Whereas Mitt Romney received 90% support from Republican voters in his own matchup against Obama, Ron Paul received only 81% -- ahead of only Jon Huntsman, and tied with Newt Gingrich.  Paul and Romney both gained 10% of Democrat voter support, but Ron Paul led the field among independent voters, with 47% support.

 

Table 1 - Source: CBS News Poll, Jan 9, 2011

So perhaps this is where his kooky supporters are hiding -- in the "Independent" category.

But the average support given to a Republican candidate by independents in this poll was 41.67% with a standard deviation of 3.56%.  This gives Ron Paul a positive z-score of 1.5 among independents, hardly indicative of any major kookage.  (Mitt Romney received 45% support from independents -- z-score of 0.76 -- so perhaps one can generously say that Paul has roughly double the supporters who stray from the norm -- i.e., "kooks" -- than does Romney.)

But I understand that not all independents are created equal, and that some are more normal than others.  Presumably one could argue that more "normal" independents would vote for Romney and more "crazy" independents would vote for Ron Paul.  This might be true, but not to the extent that anti-Paulites believe.

Among independent voters, Paul has the most participation.  Only 2% of independents say they would not vote if he were the nominee, while 4% say they wouldn't if Romney were the nominee.  Indeed, the average percentage of independent voters who said they would not vote is 4% in all Republican/Obama matchups.  So 2% of those total independents are die-hard Paul-or-nothing kooks.  But even if we take them away, Paul still receives the same amount of independent support as Romney (45%).

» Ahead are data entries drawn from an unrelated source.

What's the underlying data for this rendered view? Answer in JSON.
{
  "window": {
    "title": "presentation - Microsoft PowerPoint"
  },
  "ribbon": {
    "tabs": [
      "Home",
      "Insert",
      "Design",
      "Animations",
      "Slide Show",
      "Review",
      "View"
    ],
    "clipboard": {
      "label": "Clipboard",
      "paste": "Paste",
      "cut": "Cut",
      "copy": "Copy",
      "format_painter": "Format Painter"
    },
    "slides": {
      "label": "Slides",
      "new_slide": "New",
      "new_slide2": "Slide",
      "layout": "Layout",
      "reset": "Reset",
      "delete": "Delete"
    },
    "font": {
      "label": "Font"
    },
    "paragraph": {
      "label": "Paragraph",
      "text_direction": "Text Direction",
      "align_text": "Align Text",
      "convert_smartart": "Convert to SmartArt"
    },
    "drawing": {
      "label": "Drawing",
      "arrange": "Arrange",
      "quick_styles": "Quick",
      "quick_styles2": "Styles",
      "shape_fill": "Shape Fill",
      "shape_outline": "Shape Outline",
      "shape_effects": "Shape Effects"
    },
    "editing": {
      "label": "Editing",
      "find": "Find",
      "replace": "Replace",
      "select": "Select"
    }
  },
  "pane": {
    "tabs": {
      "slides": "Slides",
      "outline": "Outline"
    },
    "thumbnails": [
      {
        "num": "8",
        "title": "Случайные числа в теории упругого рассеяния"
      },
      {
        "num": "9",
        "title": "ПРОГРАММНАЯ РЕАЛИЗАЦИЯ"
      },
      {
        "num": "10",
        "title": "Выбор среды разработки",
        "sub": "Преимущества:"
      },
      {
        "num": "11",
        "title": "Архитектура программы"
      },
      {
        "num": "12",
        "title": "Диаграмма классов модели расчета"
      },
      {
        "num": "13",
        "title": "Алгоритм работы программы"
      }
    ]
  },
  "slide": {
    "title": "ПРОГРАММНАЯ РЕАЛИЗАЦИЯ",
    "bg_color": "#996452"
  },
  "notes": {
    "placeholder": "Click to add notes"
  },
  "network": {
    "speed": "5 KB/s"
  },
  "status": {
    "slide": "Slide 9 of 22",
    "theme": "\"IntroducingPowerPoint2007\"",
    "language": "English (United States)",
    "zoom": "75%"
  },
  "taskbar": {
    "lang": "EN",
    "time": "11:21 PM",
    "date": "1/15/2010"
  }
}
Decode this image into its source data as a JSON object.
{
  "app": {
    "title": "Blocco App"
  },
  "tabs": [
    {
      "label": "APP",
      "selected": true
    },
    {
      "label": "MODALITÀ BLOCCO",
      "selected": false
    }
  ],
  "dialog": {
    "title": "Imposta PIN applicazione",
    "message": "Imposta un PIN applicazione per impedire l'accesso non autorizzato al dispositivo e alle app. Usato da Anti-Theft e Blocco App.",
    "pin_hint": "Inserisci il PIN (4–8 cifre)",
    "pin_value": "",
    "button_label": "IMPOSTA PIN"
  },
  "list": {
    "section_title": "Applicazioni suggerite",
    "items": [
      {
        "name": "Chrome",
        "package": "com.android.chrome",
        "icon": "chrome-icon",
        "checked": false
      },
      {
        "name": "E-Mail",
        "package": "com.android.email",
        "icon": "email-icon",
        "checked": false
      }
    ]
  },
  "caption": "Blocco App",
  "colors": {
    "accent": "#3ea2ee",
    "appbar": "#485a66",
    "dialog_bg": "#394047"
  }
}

But what about a write-in for Ron Paul on Election Day?  True, among independents, Paul was the only candidate whose respondents did not answer "other" in a Republican v. Obama matchup (besides Jon Huntsman, which can be attributed more to a lack of name recognition than zealous support).  But in Romney's, Gingrich's, Perry's, and Santorum's matchups, only 1% said they would vote for someone besides the Republican candidate or Obama.  Even if we are extremely generous toward the myth and ascribe all of these "others" to Ron Paul -- and not, say, Ralph Nader or Buddy Roemer -- the rogues are fewer and farther between than we have been led to believe by opponents of Ron Paul.

On the other hand, double the Republicans said they would not vote at all if Paul were the nominee compared to any other matchup.  While 5% of Republicans said they would stay home with Paul at the head of the Republican ticket, the average was only 2.5%.  Similarly, 9% of Republicans said they would vote for Obama versus Ron Paul, while only 5% would cast for Obama versus Mitt Romney.

So, while there can be as many as 3% of independent Ron Paul supporters who insist on their candidate or no one, there are more than quadruple that number of Republicans (14%) who insist on refusing to support Ron Paul.  If Dr. Paul received equal the support of Mitt Romney among Republicans, he would actually poll a half-percentage point higher than Romney in a matchup vs. Obama.

 

Table 2 - Source: CBS News Poll, Jan 9, 2011

Romney beats Paul in total Republican support: Romney supporters cannot find Ron Paul kooks in this demographic without admitting that they actually have more.

Romney and Paul are tied among Democrats: there can be no more Ron Paul kooks here than Mitt Romney kooks.

Paul beats Romney among independents: but only by 2%.  Even if these are the kooks, they constitute only 0.74% of the total number of voters -- truly within the realm of being a statistical outlier rather than anything normative. 

Even if we double the maximum number of Ron Paul kooks among independents by throwing in some Republican and Democrat Paulites for good measure, the number of Republicans alone who would refuse to give Dr. Paul their support would still be 133% greater.

So which bloc is truly being more stubborn?  And should the footnote for the asterisk read, "Indicative of rogue libertarians -- actual results should be lower," or "Indicative of Republican obstinacy -- actual results should be higher"?

Andrew Schwartz is a writer at BearingDrift.com and a Summa Cum Laude historian out of Old Dominion University, focusing on Early American political and intellectual history.